| What needs to be done |
From the first line to the last, please write out the data exactly.

(Stored items from a collection)
^^^^^^^^^^^^^^^^

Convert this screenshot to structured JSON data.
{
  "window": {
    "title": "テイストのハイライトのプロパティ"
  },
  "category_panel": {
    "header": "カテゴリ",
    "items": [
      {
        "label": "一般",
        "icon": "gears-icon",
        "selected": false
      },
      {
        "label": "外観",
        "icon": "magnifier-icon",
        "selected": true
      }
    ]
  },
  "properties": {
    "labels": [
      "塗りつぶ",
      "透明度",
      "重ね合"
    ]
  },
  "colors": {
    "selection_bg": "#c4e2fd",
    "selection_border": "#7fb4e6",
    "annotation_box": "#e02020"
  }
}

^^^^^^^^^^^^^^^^

| Finished task |
Convert this screenshot to structured JSON data.
{
  "window": {
    "title": "テイストのハイライトのプロパティ"
  },
  "category_panel": {
    "header": "カテゴリ",
    "items": [
      {
        "label": "一般",
        "icon": "gears-icon",
        "selected": false
      },
      {
        "label": "外観",
        "icon": "magnifier-icon",
        "selected": true
      }
    ]
  },
  "properties": {
    "labels": [
      "塗りつぶ",
      "透明度",
      "重ね合"
    ]
  },
  "colors": {
    "selection_bg": "#c4e2fd",
    "selection_border": "#7fb4e6",
    "annotation_box": "#e02020"
  }
}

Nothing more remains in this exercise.